### [What you have to do]
Find every line below that contains the word "account" and copy it out.

═════ Raw data

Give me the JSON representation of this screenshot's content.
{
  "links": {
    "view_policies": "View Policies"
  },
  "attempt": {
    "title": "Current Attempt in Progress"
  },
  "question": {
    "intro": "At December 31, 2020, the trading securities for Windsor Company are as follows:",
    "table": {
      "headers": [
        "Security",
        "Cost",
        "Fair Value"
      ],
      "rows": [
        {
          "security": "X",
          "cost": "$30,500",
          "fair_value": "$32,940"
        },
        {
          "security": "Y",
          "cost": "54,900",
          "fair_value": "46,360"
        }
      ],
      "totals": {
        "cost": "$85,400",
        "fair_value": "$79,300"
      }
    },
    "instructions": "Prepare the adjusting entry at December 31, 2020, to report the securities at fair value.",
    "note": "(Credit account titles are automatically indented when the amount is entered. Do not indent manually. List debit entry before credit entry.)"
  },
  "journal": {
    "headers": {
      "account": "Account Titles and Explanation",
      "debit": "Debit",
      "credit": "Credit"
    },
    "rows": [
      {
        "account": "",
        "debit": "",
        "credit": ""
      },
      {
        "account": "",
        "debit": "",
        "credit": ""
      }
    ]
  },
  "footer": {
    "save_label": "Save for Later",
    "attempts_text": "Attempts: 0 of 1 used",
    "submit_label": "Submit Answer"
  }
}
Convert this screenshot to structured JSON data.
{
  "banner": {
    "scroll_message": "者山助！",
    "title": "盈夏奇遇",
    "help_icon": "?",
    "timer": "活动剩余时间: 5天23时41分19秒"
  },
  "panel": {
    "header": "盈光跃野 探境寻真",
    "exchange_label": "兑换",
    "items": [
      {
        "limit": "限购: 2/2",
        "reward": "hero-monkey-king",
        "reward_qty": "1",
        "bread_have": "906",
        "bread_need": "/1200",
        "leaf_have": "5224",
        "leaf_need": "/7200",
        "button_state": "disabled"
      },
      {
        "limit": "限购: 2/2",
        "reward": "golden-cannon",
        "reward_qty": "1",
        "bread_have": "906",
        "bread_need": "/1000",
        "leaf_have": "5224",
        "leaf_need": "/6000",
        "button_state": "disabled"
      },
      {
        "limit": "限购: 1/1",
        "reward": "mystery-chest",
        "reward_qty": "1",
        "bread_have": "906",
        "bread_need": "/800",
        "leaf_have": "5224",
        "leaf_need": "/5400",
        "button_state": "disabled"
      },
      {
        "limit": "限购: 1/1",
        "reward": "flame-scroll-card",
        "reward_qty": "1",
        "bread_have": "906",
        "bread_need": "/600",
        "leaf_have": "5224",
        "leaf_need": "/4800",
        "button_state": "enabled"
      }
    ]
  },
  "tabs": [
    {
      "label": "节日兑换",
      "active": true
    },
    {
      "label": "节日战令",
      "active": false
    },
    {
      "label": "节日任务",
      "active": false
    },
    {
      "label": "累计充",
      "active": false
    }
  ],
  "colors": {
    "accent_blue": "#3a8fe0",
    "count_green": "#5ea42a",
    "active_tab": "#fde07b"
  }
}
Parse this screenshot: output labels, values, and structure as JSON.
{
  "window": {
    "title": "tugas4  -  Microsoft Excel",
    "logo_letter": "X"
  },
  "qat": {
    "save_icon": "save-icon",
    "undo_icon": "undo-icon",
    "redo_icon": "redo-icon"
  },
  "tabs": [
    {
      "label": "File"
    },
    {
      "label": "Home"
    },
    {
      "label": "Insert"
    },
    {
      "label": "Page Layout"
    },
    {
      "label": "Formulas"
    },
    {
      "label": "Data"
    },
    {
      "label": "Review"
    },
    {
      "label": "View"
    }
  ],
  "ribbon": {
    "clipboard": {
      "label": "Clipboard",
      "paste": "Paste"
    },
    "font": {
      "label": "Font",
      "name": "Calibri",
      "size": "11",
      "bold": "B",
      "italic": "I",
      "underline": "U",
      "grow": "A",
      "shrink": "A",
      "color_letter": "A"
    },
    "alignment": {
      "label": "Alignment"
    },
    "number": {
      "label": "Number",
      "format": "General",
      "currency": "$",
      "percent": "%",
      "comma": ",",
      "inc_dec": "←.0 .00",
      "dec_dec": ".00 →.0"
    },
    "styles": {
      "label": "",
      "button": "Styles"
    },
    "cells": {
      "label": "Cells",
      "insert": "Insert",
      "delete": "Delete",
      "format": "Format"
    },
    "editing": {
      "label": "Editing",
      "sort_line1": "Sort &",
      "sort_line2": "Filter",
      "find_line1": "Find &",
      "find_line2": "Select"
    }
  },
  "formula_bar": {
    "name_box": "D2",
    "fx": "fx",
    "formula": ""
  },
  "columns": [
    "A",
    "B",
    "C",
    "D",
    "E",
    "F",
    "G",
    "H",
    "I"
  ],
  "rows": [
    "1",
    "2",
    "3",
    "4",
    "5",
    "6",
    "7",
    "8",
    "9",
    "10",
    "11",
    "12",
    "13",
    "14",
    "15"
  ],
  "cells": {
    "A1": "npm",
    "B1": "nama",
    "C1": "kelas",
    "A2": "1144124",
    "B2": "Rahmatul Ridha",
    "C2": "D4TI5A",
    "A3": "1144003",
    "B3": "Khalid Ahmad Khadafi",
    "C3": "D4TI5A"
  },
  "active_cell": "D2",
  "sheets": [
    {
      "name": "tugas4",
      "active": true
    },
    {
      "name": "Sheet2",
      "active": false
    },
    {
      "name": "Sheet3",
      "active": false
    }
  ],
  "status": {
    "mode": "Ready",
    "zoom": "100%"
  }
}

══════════

### [Exercise result]
    "note": "(Credit account titles are automatically indented when the amount is entered. Do not indent manually. List debit entry before credit entry.)"
      "account": "Account Titles and Explanation",
        "account": "",
        "account": "",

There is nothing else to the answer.